PUP continued to jam through a fast-paced set list to a sea of mid-twenty-somethings who were probably wishing that these songs were around to get them through their teen years. I was blown away by, and even forced to take cover from the competition of crowd surfers floating over a sea of hyped up crowd members, only to be collected by colossal security guards and released back into the crowd like an amusement park ride. Just as the band’s energy was contagious throughout the crowd, the crowd’s energy became contagious to lead singer Babcock. At the start of the band’s final song, looking up at the surrounding upper level of the venue, he declared, “I’m gonna try some crazy shit right now.
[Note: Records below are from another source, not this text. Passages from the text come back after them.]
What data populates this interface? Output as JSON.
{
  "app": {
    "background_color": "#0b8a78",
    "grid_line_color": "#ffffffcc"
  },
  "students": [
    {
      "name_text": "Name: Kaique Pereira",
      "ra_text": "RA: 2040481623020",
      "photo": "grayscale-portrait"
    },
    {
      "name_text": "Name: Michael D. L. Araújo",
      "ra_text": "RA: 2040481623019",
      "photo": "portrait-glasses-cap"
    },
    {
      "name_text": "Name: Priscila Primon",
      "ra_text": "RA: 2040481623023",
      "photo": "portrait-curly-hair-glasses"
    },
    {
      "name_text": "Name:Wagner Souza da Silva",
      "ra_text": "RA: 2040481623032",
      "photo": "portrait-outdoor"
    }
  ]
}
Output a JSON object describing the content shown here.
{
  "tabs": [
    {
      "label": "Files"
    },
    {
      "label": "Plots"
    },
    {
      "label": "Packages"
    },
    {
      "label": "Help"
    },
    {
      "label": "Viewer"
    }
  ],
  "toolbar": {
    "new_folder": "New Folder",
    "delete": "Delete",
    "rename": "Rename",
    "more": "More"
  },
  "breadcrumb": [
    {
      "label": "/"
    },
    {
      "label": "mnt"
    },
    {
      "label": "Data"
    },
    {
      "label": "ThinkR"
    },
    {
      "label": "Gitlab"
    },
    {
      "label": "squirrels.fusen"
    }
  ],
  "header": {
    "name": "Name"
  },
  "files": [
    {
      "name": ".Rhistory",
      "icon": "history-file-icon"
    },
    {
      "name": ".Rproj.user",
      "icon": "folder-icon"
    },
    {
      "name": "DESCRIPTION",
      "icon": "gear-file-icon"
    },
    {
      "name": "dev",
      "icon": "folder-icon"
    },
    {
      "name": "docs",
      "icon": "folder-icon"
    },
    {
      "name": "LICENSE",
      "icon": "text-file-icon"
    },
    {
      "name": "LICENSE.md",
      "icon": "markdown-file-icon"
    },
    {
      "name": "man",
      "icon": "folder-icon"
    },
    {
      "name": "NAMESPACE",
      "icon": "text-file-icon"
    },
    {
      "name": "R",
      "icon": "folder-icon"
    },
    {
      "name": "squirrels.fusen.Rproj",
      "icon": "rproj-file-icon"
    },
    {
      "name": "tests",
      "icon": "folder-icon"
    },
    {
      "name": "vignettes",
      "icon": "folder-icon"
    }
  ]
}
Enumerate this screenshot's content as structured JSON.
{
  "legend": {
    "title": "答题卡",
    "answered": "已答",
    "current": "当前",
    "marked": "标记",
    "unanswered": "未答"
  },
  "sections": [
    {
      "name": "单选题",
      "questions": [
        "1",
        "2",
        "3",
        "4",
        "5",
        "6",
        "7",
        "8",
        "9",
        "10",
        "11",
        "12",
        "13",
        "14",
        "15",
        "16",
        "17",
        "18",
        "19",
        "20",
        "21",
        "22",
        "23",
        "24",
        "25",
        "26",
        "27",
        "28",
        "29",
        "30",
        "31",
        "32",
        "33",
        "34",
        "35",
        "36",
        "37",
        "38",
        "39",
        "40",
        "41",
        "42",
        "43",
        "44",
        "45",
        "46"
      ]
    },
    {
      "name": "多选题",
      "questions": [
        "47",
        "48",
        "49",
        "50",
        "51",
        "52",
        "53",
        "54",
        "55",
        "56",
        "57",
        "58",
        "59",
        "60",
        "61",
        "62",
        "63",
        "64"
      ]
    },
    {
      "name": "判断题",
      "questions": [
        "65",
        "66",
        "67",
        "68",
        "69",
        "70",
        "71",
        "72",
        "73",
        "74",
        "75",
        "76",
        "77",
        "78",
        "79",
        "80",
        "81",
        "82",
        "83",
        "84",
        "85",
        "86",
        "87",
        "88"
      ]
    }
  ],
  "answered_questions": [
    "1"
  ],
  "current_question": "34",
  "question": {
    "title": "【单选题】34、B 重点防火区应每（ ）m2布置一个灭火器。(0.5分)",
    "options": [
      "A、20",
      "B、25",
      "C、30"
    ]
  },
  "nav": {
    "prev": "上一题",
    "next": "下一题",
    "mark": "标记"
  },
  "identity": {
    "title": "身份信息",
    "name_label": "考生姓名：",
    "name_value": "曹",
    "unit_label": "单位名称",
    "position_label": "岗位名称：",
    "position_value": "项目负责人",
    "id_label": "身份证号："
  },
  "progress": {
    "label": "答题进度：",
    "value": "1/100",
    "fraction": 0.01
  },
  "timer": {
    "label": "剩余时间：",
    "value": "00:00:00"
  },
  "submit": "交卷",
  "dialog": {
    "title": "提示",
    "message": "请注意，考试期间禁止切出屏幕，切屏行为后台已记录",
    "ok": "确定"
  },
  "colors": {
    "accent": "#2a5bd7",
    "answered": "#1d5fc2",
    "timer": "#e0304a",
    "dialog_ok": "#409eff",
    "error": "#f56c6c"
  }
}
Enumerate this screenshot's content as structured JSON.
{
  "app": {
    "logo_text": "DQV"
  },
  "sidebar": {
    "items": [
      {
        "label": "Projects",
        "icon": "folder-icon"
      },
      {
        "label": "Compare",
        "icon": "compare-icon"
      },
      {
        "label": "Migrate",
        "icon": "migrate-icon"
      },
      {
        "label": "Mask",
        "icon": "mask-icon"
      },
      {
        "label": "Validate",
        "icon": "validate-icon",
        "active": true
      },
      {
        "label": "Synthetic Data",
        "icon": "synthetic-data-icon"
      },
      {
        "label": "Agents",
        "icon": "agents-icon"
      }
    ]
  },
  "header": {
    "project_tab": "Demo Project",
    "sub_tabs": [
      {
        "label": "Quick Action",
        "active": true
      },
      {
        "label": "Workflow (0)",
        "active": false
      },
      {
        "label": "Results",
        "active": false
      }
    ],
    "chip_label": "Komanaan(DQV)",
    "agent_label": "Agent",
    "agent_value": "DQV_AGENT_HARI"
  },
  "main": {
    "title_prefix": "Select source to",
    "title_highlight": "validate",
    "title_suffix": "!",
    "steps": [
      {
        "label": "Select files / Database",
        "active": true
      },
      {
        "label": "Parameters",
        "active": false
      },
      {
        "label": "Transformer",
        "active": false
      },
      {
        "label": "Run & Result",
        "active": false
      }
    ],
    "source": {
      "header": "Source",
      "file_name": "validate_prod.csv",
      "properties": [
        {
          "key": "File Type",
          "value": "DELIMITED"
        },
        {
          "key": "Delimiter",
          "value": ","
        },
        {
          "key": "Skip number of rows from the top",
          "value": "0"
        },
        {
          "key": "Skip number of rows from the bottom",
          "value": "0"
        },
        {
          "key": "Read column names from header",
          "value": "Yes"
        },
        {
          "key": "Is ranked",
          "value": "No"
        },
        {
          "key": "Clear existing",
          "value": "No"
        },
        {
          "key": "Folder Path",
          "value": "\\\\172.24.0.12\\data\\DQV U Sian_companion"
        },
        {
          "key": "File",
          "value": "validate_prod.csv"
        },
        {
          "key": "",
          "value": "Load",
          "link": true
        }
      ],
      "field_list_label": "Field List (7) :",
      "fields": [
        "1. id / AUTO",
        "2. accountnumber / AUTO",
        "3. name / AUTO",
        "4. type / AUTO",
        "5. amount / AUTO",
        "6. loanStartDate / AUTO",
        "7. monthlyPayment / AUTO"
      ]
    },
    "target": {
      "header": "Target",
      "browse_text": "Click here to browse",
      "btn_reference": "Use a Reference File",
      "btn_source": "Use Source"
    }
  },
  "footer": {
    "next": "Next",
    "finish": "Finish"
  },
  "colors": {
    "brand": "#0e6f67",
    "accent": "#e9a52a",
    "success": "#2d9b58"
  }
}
I’m gonna jump out to you and you’re gonna somehow get me up there.” He was determined and everyone was immediately in on the mission. While PUP capped their ferocious set with a hectic barrage of volume and head banging, Babcock, as promised, cannon-balled into the sea of fans as the ocean suddenly became a mountain. The rest of the band members carried an equal sense of chaos while Babcock was somehow launched up to the upper level of The Sinclair by an army of musical warriors. I had to resist whipping out my phone to film the miraculous ascension because each person on the floor was lost in the moment and the music, a circumstance that is a true skill of any band. As the front man disappeared to God-knows-where, PUP, a band with a clear knack for angsty anthemic tracks, swift yet intricate drum beats, and an undying sense of vitality bid Boston a good night and left us all with sore necks, raspy voices, elderly ears, and possible minor concussions.